**Dataset content:**
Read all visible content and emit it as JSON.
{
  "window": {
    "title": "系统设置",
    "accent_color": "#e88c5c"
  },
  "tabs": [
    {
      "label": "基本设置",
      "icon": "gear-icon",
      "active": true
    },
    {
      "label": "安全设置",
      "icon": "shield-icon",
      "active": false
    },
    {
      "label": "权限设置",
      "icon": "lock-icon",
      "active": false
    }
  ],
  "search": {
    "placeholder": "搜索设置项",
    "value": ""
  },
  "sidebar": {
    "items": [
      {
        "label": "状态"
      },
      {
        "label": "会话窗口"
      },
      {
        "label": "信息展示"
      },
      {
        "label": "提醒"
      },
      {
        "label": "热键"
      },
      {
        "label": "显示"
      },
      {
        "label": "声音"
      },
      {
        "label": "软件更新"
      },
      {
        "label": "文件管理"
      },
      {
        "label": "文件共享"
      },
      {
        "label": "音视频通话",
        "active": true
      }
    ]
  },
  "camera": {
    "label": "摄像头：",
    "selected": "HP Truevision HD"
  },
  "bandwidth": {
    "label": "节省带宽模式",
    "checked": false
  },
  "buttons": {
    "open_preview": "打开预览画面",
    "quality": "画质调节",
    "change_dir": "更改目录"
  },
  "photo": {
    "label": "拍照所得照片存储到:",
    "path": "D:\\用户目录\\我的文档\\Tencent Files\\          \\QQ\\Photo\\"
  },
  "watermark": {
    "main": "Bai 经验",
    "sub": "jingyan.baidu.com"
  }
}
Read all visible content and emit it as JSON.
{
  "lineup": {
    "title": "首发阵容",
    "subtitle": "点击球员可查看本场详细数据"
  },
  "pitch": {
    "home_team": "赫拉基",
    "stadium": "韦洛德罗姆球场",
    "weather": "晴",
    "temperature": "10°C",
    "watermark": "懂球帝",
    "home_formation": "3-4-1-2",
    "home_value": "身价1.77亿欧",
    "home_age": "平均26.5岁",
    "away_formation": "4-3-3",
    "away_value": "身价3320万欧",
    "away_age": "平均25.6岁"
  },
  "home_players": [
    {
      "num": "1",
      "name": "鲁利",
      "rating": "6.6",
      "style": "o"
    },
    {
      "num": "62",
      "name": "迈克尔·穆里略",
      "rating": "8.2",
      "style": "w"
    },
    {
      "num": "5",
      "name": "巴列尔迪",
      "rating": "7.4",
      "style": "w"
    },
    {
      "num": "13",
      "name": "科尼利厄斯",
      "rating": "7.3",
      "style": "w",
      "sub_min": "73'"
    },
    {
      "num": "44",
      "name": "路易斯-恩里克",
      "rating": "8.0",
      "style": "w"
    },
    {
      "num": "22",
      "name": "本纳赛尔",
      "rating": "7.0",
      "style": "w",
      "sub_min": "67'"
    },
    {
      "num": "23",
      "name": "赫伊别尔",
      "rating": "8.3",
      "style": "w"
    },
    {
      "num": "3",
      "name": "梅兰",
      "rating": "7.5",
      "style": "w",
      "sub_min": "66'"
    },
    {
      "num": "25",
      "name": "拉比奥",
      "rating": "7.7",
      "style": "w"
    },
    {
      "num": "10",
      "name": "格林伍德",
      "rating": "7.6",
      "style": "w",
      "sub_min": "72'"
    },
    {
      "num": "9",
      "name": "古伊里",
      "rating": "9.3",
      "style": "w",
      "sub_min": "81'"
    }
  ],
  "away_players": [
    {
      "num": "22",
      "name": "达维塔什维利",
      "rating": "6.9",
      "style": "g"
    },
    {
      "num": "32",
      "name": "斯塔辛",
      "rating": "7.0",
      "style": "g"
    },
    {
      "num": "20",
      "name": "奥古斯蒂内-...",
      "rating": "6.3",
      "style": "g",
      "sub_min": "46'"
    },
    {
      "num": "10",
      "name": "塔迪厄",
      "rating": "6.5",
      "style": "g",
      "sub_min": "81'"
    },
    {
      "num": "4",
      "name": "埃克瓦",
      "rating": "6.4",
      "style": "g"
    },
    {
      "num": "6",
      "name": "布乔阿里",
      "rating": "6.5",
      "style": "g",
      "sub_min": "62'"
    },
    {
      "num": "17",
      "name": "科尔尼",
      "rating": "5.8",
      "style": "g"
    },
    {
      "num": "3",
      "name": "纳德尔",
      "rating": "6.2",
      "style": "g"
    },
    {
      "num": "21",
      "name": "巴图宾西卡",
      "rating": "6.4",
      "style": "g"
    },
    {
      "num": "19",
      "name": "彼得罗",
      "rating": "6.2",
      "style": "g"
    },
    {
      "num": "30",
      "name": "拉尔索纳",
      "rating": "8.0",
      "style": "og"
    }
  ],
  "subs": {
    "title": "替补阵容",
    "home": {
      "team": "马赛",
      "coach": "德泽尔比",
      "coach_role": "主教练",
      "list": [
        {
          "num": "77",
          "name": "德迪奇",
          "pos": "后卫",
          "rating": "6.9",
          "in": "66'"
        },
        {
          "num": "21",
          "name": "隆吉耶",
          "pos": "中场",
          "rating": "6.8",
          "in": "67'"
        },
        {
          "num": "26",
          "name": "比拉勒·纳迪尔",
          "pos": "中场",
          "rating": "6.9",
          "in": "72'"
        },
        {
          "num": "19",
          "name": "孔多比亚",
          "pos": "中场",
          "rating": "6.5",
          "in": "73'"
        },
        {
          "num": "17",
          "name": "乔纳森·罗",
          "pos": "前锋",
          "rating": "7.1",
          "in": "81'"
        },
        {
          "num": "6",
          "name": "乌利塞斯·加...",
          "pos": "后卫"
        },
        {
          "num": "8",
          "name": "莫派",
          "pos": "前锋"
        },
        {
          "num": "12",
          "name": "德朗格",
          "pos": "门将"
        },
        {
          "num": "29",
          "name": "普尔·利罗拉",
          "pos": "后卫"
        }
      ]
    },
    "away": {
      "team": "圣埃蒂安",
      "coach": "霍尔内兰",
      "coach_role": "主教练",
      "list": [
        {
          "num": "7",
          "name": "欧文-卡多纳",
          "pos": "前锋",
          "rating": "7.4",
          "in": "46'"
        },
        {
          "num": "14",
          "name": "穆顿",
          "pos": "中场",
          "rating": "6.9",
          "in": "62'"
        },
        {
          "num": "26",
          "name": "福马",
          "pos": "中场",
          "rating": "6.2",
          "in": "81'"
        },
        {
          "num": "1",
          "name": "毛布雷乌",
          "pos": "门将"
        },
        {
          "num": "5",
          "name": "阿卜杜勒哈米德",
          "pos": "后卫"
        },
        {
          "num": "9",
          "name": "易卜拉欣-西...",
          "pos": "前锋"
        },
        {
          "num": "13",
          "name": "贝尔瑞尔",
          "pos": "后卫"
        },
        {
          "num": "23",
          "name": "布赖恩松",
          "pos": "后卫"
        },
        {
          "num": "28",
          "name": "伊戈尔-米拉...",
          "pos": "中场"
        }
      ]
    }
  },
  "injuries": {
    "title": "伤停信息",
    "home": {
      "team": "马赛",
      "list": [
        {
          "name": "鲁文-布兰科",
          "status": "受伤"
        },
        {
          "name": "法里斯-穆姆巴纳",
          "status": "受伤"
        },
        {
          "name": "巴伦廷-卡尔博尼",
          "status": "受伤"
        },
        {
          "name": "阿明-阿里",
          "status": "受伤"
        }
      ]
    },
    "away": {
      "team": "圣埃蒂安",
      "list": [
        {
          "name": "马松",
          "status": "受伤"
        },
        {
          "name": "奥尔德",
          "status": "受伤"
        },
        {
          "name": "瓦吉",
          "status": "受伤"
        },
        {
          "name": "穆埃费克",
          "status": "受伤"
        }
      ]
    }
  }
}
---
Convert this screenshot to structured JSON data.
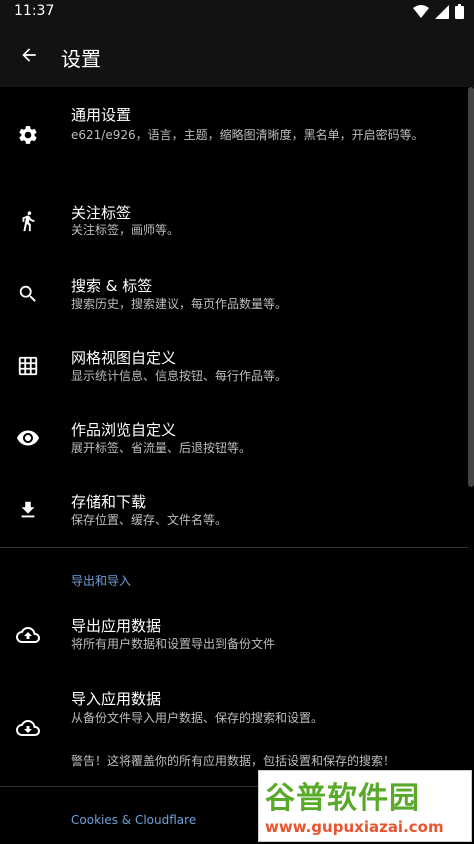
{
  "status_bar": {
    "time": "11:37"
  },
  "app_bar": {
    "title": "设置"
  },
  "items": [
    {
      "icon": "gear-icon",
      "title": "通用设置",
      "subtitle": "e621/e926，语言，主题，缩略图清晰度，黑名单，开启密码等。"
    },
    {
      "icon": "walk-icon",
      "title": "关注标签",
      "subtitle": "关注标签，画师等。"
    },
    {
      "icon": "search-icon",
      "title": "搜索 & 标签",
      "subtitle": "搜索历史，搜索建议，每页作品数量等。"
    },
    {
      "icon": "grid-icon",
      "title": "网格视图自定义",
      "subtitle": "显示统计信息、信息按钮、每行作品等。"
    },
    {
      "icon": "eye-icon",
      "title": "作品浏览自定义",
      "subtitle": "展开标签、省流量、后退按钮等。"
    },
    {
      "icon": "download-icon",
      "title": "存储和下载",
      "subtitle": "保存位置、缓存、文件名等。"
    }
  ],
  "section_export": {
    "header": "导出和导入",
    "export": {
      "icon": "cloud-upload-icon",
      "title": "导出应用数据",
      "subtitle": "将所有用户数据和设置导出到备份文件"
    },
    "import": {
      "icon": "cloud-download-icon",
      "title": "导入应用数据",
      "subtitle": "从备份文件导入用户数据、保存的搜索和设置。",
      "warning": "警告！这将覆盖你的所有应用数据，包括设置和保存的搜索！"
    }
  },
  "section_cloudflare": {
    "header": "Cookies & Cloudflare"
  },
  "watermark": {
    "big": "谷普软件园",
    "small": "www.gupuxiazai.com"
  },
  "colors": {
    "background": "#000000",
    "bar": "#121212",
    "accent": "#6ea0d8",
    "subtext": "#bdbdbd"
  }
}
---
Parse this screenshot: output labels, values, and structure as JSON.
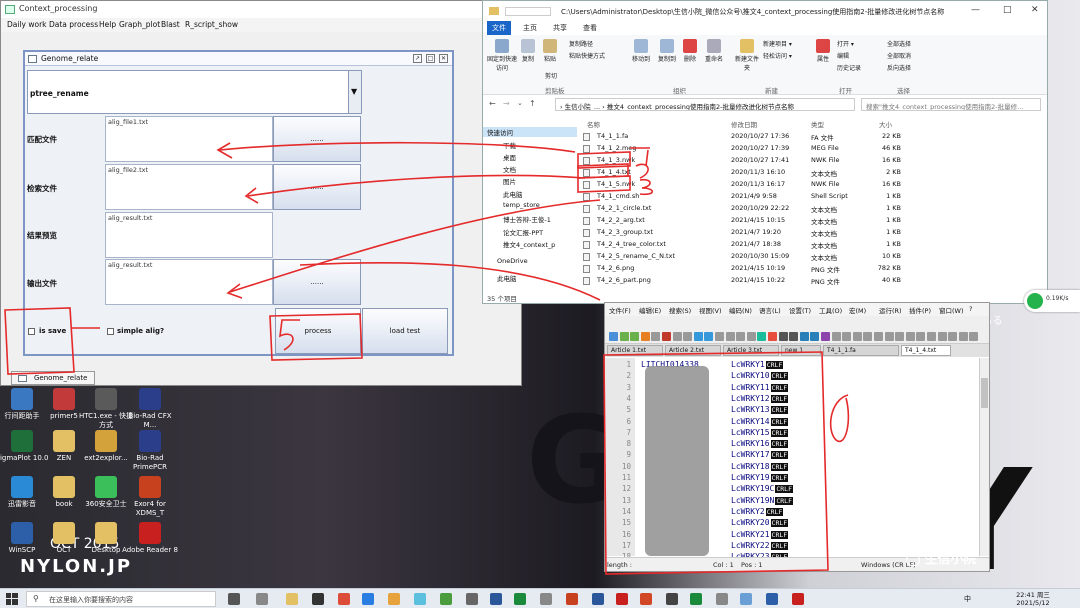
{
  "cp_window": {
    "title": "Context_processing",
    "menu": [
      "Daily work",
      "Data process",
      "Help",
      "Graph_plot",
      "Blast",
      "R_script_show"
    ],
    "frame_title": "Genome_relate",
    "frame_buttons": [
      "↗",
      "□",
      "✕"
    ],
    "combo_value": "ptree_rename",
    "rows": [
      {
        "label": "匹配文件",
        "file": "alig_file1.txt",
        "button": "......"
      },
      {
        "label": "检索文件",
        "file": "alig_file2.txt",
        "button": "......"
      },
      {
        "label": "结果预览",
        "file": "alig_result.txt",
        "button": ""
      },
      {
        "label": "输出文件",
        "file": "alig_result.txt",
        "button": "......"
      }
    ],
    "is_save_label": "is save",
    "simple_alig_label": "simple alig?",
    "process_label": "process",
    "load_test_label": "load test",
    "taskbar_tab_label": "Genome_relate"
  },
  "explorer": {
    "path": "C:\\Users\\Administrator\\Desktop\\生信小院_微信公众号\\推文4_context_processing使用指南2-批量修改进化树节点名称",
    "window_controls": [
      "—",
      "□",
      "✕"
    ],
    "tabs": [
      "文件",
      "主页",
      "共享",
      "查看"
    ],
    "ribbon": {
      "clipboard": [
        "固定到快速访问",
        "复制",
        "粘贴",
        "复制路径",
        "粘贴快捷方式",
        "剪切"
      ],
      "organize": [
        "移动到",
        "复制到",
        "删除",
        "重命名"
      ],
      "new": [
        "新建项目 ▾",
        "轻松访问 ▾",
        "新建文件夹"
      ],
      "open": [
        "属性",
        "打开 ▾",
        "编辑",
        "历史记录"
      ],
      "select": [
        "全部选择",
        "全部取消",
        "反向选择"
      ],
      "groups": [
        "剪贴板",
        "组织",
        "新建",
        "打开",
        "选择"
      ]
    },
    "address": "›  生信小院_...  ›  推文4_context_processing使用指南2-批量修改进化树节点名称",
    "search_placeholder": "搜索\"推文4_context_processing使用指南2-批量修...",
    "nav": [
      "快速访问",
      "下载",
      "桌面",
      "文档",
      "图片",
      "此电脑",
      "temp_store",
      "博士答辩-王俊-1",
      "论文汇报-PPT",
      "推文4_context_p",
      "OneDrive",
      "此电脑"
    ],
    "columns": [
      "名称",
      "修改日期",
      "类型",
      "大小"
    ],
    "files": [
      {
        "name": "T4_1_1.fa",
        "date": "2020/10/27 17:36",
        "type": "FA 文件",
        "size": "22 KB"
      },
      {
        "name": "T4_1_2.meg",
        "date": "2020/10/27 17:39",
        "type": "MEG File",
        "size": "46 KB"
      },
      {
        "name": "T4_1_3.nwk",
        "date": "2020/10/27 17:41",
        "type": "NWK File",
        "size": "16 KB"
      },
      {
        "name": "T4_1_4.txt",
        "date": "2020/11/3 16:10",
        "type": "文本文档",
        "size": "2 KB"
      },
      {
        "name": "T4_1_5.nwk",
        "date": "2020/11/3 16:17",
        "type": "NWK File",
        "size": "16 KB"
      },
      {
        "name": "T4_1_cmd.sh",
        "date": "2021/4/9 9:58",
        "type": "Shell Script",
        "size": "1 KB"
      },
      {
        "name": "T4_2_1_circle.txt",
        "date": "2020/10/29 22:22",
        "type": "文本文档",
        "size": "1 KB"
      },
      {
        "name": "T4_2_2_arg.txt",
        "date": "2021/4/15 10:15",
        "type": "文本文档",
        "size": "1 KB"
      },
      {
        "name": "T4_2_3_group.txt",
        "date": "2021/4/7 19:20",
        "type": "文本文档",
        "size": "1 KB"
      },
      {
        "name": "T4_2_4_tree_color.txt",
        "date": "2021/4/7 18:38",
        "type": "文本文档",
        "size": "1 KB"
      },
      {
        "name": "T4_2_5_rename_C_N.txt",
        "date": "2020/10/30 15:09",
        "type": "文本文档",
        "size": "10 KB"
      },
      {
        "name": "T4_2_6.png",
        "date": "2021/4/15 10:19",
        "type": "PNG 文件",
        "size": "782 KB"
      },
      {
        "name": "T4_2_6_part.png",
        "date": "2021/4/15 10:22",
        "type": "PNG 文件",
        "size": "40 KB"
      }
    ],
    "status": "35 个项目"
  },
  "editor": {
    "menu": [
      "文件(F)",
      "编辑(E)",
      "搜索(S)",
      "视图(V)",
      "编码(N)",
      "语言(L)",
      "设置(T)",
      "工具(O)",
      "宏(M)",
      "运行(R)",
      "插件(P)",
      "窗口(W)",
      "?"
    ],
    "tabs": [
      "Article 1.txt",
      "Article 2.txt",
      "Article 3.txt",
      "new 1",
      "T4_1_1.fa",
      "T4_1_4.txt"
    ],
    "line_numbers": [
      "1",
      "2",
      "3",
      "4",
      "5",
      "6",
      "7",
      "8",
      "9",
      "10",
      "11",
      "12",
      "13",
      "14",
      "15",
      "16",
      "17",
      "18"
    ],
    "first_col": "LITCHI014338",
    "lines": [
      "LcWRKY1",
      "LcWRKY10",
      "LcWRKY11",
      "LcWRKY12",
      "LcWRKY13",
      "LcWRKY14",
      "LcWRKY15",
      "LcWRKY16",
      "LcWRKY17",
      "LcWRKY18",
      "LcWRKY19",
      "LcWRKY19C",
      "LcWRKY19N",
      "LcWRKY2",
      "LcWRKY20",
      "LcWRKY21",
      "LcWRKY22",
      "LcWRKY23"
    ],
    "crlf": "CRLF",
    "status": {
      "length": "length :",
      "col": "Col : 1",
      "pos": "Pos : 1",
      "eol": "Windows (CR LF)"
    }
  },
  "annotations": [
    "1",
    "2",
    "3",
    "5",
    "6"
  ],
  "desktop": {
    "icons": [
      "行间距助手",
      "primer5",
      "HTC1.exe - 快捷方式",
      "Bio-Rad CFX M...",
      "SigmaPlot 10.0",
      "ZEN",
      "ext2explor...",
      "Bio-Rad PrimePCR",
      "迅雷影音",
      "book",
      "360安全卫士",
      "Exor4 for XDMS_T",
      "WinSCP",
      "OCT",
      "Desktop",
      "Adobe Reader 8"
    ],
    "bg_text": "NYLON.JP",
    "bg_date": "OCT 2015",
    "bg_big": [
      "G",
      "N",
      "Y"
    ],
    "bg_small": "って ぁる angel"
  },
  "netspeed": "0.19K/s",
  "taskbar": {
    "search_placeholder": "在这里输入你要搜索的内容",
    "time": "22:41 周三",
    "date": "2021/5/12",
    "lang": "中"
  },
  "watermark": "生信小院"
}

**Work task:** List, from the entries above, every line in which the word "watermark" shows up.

**Worked solution:**
  "watermark": {
    "watermark": "懂球帝",
  "watermark": {
  "watermark": "生信小院"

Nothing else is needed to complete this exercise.